What to work on.
Copy each line of the records below that has "home" in it.

---*---

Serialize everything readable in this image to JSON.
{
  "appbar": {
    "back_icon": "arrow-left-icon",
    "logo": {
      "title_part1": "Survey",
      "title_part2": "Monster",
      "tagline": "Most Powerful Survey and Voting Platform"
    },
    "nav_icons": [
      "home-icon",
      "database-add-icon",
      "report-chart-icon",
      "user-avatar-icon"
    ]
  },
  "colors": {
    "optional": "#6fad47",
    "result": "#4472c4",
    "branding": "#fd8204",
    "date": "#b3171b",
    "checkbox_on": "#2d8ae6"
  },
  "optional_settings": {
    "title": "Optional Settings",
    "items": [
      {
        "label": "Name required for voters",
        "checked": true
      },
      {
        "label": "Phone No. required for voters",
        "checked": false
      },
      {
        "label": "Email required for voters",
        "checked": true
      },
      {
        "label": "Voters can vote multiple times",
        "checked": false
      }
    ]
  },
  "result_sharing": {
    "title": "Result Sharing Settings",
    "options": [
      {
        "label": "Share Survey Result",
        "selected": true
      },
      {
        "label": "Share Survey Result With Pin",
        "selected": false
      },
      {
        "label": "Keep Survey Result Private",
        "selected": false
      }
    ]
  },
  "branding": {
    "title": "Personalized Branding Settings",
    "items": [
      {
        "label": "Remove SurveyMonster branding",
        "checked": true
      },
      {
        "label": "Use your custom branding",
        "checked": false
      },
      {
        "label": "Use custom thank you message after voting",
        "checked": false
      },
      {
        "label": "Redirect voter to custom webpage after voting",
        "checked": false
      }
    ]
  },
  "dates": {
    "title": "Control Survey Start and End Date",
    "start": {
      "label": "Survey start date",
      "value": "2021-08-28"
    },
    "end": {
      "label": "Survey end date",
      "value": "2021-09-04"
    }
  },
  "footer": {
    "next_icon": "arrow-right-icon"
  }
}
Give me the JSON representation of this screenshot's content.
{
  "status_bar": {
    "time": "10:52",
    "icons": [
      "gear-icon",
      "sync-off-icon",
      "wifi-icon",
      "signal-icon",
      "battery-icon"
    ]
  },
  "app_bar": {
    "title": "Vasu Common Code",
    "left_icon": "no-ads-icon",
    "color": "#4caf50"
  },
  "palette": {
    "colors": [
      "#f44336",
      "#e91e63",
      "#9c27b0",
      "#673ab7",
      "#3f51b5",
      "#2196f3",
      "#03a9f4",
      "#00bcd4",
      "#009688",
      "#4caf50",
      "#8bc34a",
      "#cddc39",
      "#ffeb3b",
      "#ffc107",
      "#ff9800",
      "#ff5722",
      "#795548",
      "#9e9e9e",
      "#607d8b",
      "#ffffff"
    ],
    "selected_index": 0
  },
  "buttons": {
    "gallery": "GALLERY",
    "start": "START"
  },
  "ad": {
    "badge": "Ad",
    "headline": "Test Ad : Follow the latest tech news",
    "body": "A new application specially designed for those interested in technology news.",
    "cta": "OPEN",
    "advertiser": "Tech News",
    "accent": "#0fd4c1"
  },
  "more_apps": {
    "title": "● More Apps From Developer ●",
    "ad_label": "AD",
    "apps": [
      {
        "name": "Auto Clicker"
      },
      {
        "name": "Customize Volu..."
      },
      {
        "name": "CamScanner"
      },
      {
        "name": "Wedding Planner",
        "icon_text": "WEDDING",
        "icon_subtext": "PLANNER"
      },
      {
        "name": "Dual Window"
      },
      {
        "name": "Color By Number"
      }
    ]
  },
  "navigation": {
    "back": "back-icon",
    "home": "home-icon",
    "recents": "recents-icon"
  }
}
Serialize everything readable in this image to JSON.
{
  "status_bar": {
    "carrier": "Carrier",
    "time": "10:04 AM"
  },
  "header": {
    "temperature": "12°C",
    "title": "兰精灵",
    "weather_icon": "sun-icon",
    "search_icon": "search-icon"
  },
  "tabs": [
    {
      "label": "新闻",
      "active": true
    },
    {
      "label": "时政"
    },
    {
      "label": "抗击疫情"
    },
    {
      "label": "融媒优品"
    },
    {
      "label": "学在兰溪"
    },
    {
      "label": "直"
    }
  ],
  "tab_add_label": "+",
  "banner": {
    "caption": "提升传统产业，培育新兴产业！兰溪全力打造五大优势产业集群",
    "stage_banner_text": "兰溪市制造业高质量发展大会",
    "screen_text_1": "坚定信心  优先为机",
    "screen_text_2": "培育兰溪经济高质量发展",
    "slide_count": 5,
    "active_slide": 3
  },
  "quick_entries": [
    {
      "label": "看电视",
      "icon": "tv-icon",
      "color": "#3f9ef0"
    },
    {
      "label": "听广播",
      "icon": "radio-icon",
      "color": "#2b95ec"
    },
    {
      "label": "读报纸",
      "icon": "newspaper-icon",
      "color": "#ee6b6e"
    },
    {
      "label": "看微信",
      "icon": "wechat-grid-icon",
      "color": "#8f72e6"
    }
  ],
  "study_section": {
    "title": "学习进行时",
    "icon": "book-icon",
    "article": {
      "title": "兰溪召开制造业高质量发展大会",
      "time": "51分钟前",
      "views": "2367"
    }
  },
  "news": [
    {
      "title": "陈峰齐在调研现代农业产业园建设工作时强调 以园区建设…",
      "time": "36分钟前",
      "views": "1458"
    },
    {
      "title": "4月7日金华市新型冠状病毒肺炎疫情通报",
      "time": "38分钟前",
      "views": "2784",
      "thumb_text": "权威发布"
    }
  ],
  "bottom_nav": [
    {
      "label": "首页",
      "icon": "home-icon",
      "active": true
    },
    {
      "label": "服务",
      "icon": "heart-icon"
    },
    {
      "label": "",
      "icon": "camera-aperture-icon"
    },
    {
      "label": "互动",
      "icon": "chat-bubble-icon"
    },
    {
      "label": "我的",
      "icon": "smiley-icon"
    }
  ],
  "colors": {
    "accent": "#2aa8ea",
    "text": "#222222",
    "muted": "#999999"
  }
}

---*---

Answer to this problem.
      "home-icon",
    "home": "home-icon",
      "icon": "home-icon",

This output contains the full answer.